THE RULING Democratic triumvirate in Annapolis — Gov. Martin O’Malley, Senate President Thomas V. Mike Miller Jr. and House Speaker Michael E. Busch — has linked arms behind a transportation plan designed to keep Maryland in the road-building business beyond 2017, when it’s projected to run out of money for new projects. Now they will have to mount an effort to sell it.
In addition to reaching recalcitrant state lawmakers, the leaders’ pitch needs to target a skeptical public. Recent polls, including one conducted by The Post, have shown that Maryland residents have not made the connection between terrible traffic and the erosion of the state’s main source of transportation funding, the gasoline tax, which hasn’t been raised in 20 years.
Mr. O’Malley has proven himself adept at making the case for expanding gambling; legalizing same-sex marriage; subsidizing higher education for immigrant students; and raising taxes to balance the budget. The transportation bill may be his toughest sell yet and a stiff test of leadership. It would raise a variety of taxes and sensibly link transportation revenue to inflation, while potentially bumping up gas prices at the pump by 16 cents a gallon over the next couple of years.

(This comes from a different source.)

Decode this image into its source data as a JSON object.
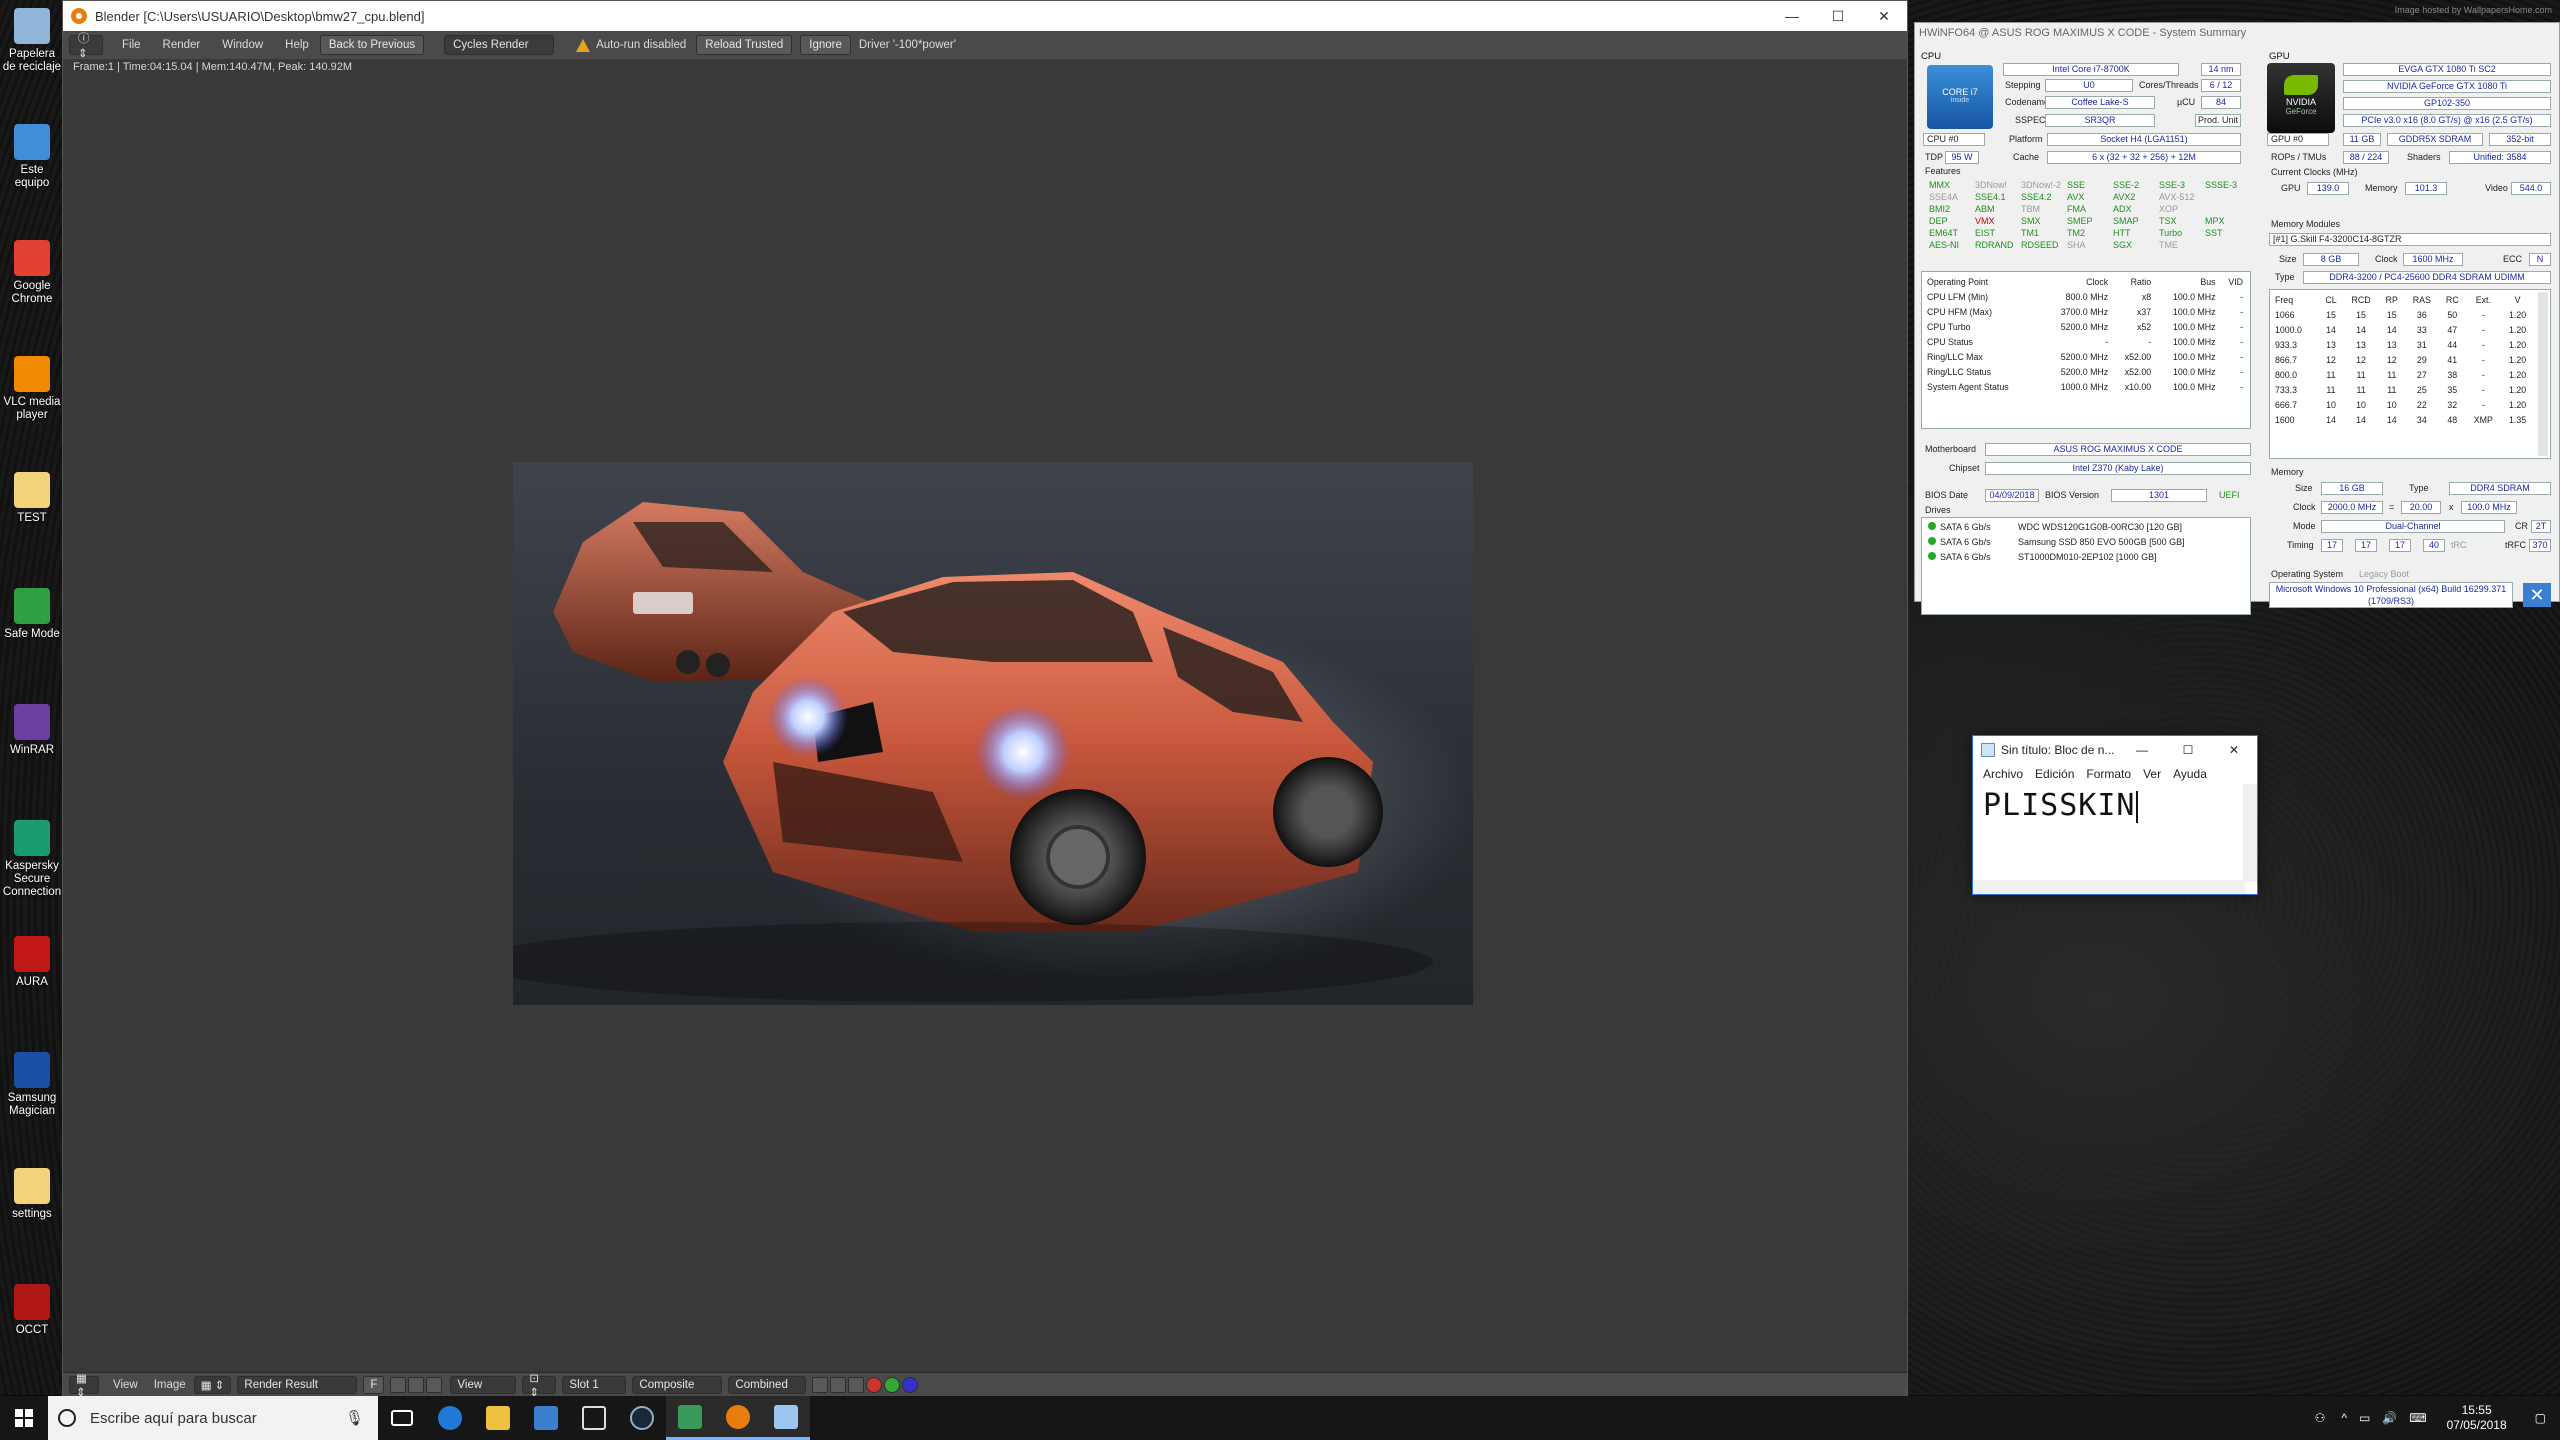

It’s worth the trouble. Two years ago a blue-ribbon state commission recommended a combination of new taxes and fees that would yield $870 million in annual revenue. At the time, that was regarded as the minimum needed to maintain roads, rails and bridges and fund top-priority new projects.

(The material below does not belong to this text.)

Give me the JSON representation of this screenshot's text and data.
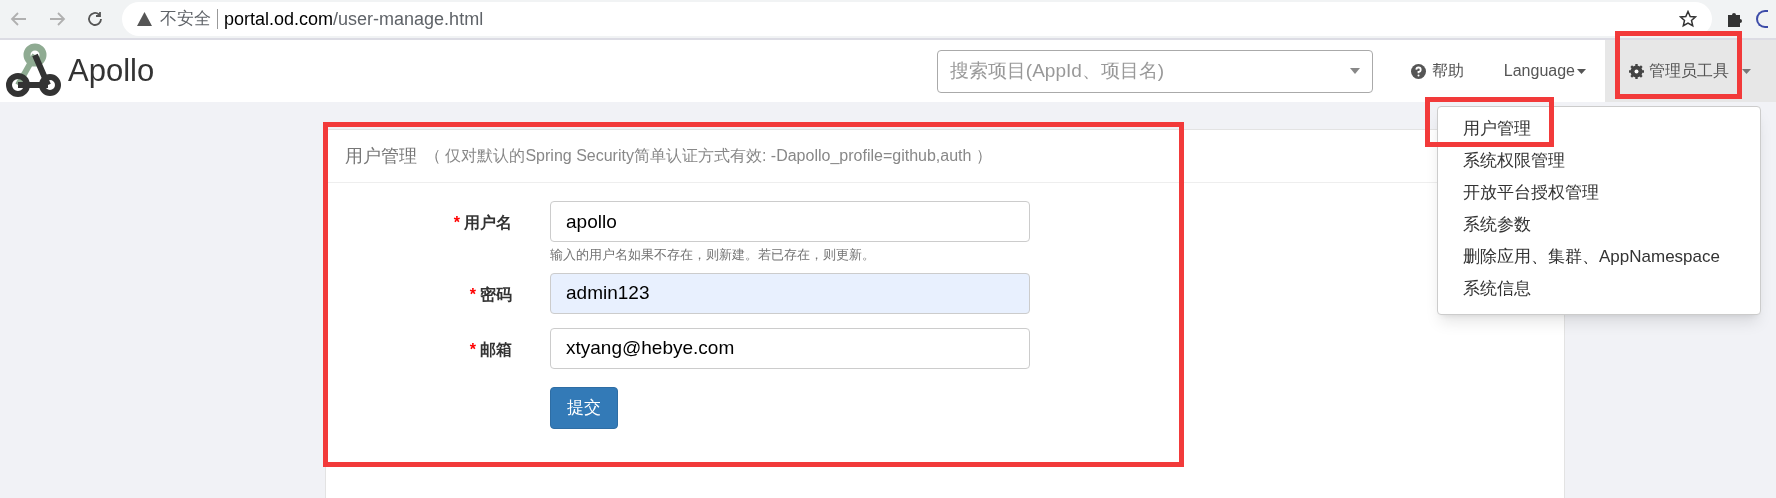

The blueprint unveiled Monday by Mr. O’Malley and the legislature’s top two leaders is more modest. On a phased-in schedule, it would yield less than $700 million in new funding, or $833 million if you include the additional borrowing the legislation would enable. And it would reach that level only gradually, in 2018.
All told, the Maryland plan — not counting $1 billion in new borrowing — would produce about $2.4 billion in new funding for transportation over the next five years. It does not include special regional funding, which was judged too tough a sell.
By contrast, Virginia, whose funding deficit is roughly comparable, has just enacted legislation that, once fully implemented in 2018 and beyond, will yield about twice as much money annually as Maryland’s plan. And that would include more than $500 million annually in regional funds for Northern Virginia and Hampton Roads.
There is no denying that raising new money for transportation is a heavy lift in Maryland, which has already sustained two major tax increases in the past six years. Still, this is the time to do it. With gubernatorial and legislative elections on the ballot next year, any significant revenue-raising legislation will be off the table. That would push the question off until 2015, when traffic will be worse and the funding deficit dire.
To the credit of Messrs. O’Malley, Miller and Busch, they have chosen to fight to safeguard a critical component of Maryland’s future prosperity.